Answering Writers’ Questions About Private Forensic Labs
Posted by Writing PIs on April 14, 2014
Below are writers’ questions about private forensic labs, and our answers.
Writer’s Question: Where can someone find a private forensic lab?
Guns, Gams, and Gumshoes: Personally, we network with other private investigators, lawyers, addiction treatment personnel, even coroners about good DEA-approved private forensic toxicology labs. We searched to see if there’s a list of these labs online and found the following:http://home.lightspeed.net/~abarbour/labs.htm
Writer’s Question: Are all of these labs available to civilians?
Guns, Gams, and Gumshoes:In the link above, the specification to be on the list requires that the lab routinely performs tests for private as well as public agencies.
Writer’s Question: How much do these labs charge civilians?
Guns, Gams, and Gumshoes:In our personal experience (working with civilian client-cases that require chemical analytics), the cost has been about $250 per sample for drug testing. Urine testing is between $20-$150. Hair sample testing in the $120 range. If you’re needing more specific info for a story, contact a local lab and ask their prices (our experience has been that lab personnel are very accessible and can clearly explain testing methods).
Writer’s Question: What if a civilian suspected someone wanted to poison a relative? Can they go to a lab and be upfront about their concerns?
Guns, Gams, and Gumshoes: Funny you should ask. We actually had a private lab chemist chat with us about a case she recently had that came into her office. A mother suspected her daughter was poisoning her (putting chemicals into the mother’s nightly glass of wine). The chemist at the lab told us the mother was right — they found toxic chemicals in the sample the mother brought into the lab.
Writer’s Question: What is the process? What paperwork would the PI/civilian have to complete? Does the lab call/mail results? How long does it take to get results?
Guns, Gams, and Gumshoes: All that’s necessary is chain of custody material: That the sample was captured and handled carefully by the PI, and that it was then sealed and sent in a bag to the lab. In our experience, the lab has faxed us a simple form where we document what we requested to be tested, and how we are paying for their service (like any other business, they want the money upfront).
Regarding how the lab sends results, we typically have received results by fax and email.
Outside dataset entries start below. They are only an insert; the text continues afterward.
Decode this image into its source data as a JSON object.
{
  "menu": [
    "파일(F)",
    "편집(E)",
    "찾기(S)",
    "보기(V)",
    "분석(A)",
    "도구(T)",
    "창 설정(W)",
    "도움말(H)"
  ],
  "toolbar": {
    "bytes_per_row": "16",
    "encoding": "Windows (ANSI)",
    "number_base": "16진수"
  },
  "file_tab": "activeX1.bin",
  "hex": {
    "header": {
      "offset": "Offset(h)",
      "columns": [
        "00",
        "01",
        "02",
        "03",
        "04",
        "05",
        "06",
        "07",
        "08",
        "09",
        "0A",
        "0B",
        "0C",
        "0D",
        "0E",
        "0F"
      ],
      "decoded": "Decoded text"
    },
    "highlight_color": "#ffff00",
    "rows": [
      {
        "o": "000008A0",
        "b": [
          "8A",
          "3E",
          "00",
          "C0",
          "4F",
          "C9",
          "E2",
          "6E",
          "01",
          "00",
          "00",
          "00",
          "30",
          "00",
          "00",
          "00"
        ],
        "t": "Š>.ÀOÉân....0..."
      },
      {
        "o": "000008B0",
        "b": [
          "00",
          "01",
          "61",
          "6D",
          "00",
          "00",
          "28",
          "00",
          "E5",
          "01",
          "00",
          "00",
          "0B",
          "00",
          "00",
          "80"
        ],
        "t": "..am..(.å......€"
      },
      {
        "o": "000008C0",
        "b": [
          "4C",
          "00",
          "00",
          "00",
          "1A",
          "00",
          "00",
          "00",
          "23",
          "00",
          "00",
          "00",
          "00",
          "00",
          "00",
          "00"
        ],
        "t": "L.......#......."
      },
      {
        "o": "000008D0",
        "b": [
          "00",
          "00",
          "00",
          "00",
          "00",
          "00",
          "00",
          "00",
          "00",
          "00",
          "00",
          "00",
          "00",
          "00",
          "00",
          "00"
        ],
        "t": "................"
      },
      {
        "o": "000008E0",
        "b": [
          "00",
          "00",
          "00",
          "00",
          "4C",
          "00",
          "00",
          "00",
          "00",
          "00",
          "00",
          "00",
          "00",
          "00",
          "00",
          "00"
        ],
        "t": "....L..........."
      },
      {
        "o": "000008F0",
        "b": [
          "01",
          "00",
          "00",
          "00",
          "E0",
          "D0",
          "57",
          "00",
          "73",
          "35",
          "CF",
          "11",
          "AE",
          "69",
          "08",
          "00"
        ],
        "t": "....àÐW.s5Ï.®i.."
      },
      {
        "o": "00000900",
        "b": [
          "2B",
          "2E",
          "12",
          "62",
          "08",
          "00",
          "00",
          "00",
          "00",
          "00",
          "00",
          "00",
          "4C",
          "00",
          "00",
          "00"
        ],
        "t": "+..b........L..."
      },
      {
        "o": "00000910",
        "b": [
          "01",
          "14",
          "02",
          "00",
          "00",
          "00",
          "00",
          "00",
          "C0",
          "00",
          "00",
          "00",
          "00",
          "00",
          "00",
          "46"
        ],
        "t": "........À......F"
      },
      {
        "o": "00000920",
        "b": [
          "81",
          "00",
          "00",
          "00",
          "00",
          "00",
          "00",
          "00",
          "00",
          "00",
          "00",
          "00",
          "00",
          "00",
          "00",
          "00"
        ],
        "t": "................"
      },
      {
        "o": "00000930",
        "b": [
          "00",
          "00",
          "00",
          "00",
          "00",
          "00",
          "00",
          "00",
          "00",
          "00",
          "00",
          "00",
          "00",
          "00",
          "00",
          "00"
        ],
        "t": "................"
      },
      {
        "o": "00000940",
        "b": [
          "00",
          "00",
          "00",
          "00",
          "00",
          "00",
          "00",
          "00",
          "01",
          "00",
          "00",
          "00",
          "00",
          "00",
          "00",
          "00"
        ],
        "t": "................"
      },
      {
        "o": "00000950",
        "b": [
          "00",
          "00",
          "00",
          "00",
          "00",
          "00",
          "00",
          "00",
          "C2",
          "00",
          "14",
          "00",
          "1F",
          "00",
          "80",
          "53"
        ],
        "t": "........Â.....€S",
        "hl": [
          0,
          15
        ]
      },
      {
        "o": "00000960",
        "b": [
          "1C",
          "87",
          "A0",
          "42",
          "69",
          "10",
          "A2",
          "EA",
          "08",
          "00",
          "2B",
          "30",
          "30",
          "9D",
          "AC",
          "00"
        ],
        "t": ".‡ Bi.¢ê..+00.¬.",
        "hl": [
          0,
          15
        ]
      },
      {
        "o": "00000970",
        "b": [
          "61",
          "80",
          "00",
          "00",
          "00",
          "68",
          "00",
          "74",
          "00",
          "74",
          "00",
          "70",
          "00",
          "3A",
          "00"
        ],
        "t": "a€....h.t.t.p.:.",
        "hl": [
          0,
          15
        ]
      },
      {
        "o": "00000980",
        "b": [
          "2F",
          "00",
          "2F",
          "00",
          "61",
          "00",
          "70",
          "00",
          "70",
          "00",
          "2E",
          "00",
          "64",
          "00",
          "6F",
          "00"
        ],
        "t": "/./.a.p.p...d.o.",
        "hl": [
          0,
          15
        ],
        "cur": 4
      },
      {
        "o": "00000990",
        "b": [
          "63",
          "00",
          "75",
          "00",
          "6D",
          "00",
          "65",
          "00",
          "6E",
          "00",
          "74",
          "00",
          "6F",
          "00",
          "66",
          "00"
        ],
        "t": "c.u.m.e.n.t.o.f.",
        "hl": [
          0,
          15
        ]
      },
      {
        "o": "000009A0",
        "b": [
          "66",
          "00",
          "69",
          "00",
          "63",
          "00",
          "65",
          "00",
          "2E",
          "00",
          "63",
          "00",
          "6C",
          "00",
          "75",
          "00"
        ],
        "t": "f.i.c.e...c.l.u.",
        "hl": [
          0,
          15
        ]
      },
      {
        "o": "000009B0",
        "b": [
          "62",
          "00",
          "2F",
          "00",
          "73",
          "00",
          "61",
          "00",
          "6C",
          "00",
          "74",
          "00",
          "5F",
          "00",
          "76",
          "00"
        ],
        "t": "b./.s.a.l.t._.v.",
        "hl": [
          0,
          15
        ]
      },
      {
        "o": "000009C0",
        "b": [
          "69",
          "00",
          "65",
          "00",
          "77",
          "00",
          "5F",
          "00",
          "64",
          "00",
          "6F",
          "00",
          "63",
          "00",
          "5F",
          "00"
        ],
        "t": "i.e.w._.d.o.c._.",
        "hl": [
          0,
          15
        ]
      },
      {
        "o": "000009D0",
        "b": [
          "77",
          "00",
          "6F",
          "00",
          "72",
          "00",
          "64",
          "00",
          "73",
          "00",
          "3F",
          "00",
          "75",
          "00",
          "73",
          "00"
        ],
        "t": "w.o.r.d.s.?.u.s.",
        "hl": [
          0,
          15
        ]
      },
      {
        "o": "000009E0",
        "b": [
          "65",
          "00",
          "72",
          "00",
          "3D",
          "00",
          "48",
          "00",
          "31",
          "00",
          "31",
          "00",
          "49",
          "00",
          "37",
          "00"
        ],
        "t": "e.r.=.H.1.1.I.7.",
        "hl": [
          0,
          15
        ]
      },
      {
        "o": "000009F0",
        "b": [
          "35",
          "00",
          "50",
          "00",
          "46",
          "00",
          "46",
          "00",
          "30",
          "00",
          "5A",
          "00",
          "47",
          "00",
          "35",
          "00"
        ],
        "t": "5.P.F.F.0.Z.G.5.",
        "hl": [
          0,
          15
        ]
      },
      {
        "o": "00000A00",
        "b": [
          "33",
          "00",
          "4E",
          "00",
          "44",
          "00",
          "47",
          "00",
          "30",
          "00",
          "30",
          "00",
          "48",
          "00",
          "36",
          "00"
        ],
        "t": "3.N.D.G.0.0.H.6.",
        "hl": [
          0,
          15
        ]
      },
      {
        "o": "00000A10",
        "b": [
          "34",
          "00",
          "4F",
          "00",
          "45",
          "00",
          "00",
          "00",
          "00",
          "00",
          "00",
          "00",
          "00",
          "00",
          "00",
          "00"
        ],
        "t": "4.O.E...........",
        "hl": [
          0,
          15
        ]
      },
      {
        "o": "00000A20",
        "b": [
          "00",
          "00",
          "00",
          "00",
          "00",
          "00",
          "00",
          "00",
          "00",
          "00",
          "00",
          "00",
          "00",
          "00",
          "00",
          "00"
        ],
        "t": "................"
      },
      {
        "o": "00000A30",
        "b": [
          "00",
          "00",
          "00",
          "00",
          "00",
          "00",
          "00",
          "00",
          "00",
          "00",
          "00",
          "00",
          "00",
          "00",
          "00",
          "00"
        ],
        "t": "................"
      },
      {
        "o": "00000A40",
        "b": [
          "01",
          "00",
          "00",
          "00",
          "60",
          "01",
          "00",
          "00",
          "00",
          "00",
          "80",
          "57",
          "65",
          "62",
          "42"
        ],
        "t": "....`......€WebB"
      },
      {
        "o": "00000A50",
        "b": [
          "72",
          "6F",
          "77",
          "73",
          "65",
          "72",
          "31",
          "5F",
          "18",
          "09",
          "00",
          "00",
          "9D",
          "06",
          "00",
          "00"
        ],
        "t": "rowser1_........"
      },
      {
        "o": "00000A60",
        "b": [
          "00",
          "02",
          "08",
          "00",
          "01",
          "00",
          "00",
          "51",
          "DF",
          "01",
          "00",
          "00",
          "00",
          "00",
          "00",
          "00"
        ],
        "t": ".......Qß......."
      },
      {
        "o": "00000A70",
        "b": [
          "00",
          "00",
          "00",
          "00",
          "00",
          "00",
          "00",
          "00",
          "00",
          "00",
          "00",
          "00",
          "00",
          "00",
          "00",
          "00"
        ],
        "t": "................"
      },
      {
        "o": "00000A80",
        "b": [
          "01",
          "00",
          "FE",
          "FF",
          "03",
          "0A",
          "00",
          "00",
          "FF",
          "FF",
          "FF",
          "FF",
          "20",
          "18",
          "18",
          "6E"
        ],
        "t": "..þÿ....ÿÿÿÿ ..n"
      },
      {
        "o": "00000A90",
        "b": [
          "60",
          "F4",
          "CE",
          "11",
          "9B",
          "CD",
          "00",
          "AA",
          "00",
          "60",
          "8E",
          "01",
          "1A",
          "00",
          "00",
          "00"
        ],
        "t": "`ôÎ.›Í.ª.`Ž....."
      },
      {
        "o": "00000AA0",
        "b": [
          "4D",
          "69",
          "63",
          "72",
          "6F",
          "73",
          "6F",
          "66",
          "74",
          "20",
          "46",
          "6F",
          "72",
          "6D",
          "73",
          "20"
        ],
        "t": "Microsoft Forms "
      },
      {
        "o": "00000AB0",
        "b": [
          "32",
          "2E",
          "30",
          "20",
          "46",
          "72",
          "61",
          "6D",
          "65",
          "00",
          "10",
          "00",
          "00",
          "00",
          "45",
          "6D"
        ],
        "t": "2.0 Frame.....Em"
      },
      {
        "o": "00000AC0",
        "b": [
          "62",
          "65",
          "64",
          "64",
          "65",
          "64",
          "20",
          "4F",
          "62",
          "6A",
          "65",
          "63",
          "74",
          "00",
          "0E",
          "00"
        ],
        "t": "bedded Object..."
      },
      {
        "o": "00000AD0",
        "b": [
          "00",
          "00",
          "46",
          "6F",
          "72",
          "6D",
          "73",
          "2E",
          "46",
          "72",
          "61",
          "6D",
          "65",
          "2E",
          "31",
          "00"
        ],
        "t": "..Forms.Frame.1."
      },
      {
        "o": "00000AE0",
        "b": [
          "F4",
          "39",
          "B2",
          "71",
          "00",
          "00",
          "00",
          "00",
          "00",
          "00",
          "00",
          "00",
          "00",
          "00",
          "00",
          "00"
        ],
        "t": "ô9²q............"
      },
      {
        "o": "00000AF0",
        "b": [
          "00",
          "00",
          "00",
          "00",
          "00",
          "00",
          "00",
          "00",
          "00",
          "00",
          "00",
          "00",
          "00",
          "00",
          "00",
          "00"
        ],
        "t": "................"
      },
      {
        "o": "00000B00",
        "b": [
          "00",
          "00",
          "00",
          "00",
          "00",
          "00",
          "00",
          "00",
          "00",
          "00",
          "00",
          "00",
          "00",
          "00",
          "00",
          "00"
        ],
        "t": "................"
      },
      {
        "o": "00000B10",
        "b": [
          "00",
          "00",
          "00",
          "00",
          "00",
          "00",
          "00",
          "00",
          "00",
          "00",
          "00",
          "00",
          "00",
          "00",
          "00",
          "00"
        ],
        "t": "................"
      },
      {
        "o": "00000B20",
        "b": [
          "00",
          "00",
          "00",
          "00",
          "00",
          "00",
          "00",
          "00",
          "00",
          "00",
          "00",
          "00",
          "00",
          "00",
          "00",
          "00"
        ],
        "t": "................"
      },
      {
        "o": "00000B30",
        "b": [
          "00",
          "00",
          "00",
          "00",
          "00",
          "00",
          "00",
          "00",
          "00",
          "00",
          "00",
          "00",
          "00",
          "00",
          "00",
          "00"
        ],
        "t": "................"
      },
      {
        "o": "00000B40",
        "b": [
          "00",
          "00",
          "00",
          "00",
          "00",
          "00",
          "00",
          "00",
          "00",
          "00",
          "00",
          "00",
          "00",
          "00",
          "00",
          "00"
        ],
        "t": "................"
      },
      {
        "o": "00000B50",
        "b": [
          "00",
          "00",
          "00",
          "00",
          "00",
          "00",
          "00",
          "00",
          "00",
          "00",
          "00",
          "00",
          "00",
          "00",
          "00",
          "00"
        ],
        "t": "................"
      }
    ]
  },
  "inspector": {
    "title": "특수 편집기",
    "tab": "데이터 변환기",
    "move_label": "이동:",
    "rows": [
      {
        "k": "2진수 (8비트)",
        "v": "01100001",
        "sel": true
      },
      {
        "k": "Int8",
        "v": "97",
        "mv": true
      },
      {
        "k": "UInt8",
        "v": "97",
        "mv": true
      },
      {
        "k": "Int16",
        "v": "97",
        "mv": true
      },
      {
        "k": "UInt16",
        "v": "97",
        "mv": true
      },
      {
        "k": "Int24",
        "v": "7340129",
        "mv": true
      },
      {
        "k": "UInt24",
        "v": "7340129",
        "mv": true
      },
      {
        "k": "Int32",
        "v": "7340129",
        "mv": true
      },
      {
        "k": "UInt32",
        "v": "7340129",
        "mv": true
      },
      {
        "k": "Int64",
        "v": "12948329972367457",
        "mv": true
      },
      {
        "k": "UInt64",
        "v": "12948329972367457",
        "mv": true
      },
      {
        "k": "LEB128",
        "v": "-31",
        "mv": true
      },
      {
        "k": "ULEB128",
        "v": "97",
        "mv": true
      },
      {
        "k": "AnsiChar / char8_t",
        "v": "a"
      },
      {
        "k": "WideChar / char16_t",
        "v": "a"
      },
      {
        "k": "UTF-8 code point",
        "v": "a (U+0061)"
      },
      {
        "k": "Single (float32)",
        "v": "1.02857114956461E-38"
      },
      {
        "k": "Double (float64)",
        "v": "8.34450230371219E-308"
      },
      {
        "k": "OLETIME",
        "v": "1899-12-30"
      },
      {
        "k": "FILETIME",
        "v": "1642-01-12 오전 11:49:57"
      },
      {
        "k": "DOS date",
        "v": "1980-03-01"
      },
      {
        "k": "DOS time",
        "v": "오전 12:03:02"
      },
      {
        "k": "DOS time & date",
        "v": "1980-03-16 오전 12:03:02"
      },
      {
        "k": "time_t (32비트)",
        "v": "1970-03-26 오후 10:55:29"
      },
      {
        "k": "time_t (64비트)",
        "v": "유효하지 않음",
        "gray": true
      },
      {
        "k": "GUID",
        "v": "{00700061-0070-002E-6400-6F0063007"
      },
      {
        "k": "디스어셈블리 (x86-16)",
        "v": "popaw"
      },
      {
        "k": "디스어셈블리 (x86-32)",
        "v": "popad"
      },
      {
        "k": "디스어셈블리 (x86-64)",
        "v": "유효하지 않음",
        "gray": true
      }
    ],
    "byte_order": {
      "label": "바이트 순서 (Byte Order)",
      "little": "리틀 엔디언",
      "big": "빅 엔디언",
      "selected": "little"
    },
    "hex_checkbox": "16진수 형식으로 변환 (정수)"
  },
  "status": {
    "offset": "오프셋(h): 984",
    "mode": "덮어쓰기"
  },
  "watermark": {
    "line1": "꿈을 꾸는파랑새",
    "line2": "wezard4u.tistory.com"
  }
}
We have also called the lab to inquire on the status of tests, and have found lab personnel to be very accommodating — they will take the time to answer our questions, explain their turnaround time for results, and so forth. If they aren’t busy, we typically get results in 72 hours, sometimes a bit longer.
Writer’s Question: What evidence, if any, would the lab be required to report to law enforcement officials?
Guns, Gams, and Gumshoes:They don’t have a requirement to report to law enforcement.
Writer’s Question: Is there a time limit or other conditions that affect if results would be unattainable or inconclusive?
Guns, Gams, and Gumshoes: Samples don’t lose markers for chemicals unless they are kept under poor conditions (moisture, or heat such as light).
Sorry, the comment form is closed at this time.